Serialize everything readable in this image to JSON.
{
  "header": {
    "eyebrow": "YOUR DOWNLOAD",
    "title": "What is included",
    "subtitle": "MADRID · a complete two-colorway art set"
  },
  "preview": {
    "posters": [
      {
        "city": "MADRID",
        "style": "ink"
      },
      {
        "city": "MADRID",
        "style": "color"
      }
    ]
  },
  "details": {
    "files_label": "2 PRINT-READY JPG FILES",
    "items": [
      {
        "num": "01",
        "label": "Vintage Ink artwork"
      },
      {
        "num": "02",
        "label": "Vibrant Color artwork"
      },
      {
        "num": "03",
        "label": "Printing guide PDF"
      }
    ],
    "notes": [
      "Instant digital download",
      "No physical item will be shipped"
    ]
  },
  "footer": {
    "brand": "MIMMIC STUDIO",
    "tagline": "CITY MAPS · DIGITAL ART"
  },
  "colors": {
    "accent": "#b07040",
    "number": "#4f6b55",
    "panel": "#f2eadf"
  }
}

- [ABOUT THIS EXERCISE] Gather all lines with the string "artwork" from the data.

- [ANSWER SPACE]
        "label": "Vintage Ink artwork"
        "label": "Vibrant Color artwork"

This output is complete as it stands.